“No family should go through the unspeakable heartbreak the Thomas family has experienced,” said Uber spokeswoman Eva Behrend. “Our prayers and thoughts are with them.”
Uber’s work culture has come under scrutiny after explosive revelations about the world’s most valuable startup. In February, software engineer Susan Fowler wrote a blog post about sexual harassment and sexism at Uber and said its human resources department ignored complaints.
At least three former employees have filed lawsuits alleging sexual harassment or verbal abuse from Uber managers, which said other current and former employees were also considering legal action.
Even early investors Freada Kapor Klein and Mitch Kapor posted an open letter to Uber blasting it for “a culture plagued by disrespect, exclusionary cliques, lack of diversity, and tolerance for bullying and harassment of every form.”
Uber said it took the allegations seriously and hired former U.S. Attorney General Eric Holder to investigate its workplace for issues of sexism, diversity and inclusion. That report is pending.
In the case of Joseph Thomas, medical records from two East Bay psychiatrists he visited in the weeks before his suicide show that he reported job-related “high anxiety,” panic attacks, difficulty concentrating and insomnia.
About a month before his suicide, Joseph Thomas disclosed his work stress in a Facebook chat to a close friend of more than a decade, Neil Mirchandani.
“Man words can’t really describe. I’m not dead but I wouldn’t describe myself as ok,” Thomas wrote, according to screenshots of the chat provided by Mirchandani.
“The sad thing is this place (Uber) has broken me to the point where I don’t have the strength to look for another job,” Thomas wrote.
“Joseph was such a strong personality,” said Mirchandani. “But he was a softie on the inside; when he was around a small dog or my daughter, he’d melt like a little kid. He was the last person I would ever think would” commit suicide.
Uber denied the benefits claim through its insurance carrier. In California, workers’ compensation usually does not cover psychiatric injuries until after six months of employment. Joseph Thomas had worked slightly less than five months at Uber when he killed himself.
But there is an exception to the six-month rule. It doesn’t apply “if the psychiatric injury is caused by a sudden and extraordinary employment condition,” according to California law.
San Francisco attorney Richard Richardson, who represents Zecole Thomas and her sons, said Thomas’ situation may be one of those exceptions.
“We think it was stress and harassment induced by his job, between him being one of the few African Americans there, working around the clock and the culture of Uber,” Richardson said. “And he couldn’t talk about it to anyone because of nondisclosure agreements.”
The case is still in early stages. Uber refused Richardson’s request to depose Thomas’ immediate boss, but in mid-April an administrative law judge who oversees workers’ compensation cases said the supervisor must submit to a deposition. Unlike cases in a court of law, cases before California’s Workers’ Compensation Appeals Board are not public record.
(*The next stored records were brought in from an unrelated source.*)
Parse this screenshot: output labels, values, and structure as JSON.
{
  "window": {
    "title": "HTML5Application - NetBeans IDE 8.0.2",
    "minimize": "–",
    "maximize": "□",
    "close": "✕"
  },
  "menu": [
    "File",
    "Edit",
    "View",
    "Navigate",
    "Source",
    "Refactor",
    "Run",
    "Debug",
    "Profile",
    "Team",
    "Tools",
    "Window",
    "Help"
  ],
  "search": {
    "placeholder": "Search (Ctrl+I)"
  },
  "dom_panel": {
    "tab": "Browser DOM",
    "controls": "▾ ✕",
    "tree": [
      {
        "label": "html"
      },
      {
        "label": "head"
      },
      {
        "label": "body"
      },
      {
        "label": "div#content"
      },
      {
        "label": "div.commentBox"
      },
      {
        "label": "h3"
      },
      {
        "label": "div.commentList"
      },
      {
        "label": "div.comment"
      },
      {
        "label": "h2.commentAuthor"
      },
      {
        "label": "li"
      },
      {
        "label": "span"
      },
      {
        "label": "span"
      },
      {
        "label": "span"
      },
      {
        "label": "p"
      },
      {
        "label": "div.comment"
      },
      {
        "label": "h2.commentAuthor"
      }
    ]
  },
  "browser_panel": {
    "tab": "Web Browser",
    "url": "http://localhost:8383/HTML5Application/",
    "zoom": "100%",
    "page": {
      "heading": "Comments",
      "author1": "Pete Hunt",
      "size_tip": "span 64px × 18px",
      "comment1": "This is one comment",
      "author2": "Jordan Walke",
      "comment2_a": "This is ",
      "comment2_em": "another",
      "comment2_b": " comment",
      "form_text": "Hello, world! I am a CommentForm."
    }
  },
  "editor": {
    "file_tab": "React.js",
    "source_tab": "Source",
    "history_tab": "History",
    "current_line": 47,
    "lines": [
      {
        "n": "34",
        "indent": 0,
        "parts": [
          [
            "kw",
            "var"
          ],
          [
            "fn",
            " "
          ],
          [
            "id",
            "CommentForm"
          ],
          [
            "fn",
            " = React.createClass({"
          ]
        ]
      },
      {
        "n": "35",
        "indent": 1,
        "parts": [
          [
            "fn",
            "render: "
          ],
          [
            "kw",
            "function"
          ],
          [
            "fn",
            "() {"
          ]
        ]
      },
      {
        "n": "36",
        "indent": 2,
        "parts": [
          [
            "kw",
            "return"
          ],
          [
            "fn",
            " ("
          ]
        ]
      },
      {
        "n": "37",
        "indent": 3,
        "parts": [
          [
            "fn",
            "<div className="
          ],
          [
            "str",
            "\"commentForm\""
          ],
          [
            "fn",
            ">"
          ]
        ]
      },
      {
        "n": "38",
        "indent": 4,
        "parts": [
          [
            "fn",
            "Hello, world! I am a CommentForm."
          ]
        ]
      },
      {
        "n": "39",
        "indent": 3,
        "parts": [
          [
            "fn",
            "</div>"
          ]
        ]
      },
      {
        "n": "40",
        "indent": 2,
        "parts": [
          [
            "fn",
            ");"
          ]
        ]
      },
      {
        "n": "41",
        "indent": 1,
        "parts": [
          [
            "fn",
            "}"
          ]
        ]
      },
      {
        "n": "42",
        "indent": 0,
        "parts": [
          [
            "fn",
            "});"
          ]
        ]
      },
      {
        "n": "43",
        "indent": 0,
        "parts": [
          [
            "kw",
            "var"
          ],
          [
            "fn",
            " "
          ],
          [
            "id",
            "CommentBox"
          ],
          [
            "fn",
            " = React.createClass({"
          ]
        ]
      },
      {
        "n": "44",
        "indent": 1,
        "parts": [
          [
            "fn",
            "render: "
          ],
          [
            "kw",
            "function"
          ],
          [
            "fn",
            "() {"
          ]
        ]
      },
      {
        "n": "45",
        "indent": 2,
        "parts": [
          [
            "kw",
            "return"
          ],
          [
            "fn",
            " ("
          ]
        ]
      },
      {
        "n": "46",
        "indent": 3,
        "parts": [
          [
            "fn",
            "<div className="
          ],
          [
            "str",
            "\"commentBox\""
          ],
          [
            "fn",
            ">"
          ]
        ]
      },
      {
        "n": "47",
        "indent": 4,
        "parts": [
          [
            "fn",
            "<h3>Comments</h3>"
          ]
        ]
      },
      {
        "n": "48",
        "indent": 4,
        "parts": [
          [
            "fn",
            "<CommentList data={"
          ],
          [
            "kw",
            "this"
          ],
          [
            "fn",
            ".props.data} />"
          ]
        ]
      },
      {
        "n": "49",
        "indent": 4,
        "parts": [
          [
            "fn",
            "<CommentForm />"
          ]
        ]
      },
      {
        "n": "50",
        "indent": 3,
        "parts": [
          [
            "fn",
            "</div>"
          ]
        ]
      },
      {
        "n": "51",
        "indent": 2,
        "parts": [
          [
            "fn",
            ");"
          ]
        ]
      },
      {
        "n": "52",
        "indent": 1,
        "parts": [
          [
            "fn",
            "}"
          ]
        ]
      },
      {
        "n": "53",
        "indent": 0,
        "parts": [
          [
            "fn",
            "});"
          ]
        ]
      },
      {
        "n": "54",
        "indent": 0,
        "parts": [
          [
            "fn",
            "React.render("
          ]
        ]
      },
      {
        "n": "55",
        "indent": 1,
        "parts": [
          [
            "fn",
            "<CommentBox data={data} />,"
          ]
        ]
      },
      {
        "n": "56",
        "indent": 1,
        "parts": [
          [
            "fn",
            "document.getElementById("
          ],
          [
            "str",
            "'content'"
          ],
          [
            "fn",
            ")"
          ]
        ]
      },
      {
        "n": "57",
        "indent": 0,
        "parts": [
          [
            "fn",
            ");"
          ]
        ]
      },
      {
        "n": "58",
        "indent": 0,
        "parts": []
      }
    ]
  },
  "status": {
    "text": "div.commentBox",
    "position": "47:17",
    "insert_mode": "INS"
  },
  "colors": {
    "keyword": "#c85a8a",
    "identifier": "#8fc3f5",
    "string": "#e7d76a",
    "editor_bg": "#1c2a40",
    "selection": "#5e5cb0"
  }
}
The benefits could amount to about $722,000, part as a lump sum and part in weekly checks of $1,100 until both boys, currently ages 7 and 9, are 18, Richardson said.
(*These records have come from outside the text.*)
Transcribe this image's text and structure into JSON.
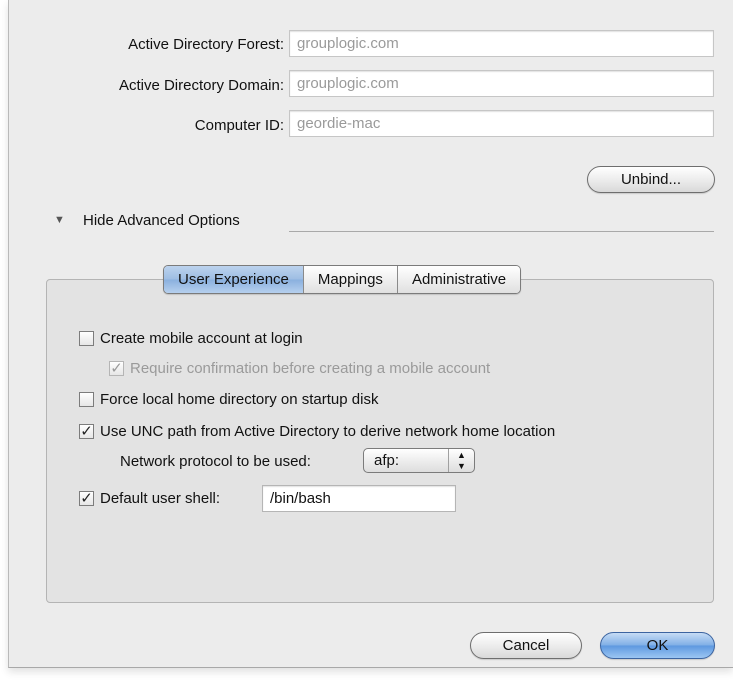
{
  "ad": {
    "forest_label": "Active Directory Forest:",
    "forest_value": "grouplogic.com",
    "domain_label": "Active Directory Domain:",
    "domain_value": "grouplogic.com",
    "computer_id_label": "Computer ID:",
    "computer_id_value": "geordie-mac",
    "unbind_label": "Unbind..."
  },
  "advanced": {
    "toggle_label": "Hide Advanced Options",
    "tabs": [
      "User Experience",
      "Mappings",
      "Administrative"
    ],
    "selected_tab": "User Experience"
  },
  "user_experience": {
    "mobile_account": {
      "label": "Create mobile account at login",
      "checked": false
    },
    "require_confirmation": {
      "label": "Require confirmation before creating a mobile account",
      "checked": true,
      "enabled": false
    },
    "force_local_home": {
      "label": "Force local home directory on startup disk",
      "checked": false
    },
    "use_unc": {
      "label": "Use UNC path from Active Directory to derive network home location",
      "checked": true
    },
    "protocol_label": "Network protocol to be used:",
    "protocol_value": "afp:",
    "default_shell": {
      "label": "Default user shell:",
      "checked": true,
      "value": "/bin/bash"
    }
  },
  "footer": {
    "cancel_label": "Cancel",
    "ok_label": "OK"
  }
}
For Zecole Thomas, mourning the loss of the husband she met in 11th grade, it was “baffling and confusing” to be denied workers’ compensation. “He had a great work ethic; he devoted his life to work,” she said. “I was sure they would reciprocate.”
Exacerbating that, Thomas’ life insurance policy will not pay out because he died by suicide.
She sold their dream house — the first they’d owned — because California was too expensive, and moved to North Carolina. She’s working as a project coordinator with a small company and pursuing a master’s degree in analytics and cybersecurity. “I’m trying to rebuild my life and generate enough income to provide for my two children,” she said.
“I just don’t understand it. He was young, successful, smart; he had everything going for himself. I never in my life thought I would be without him. It’s devastating.”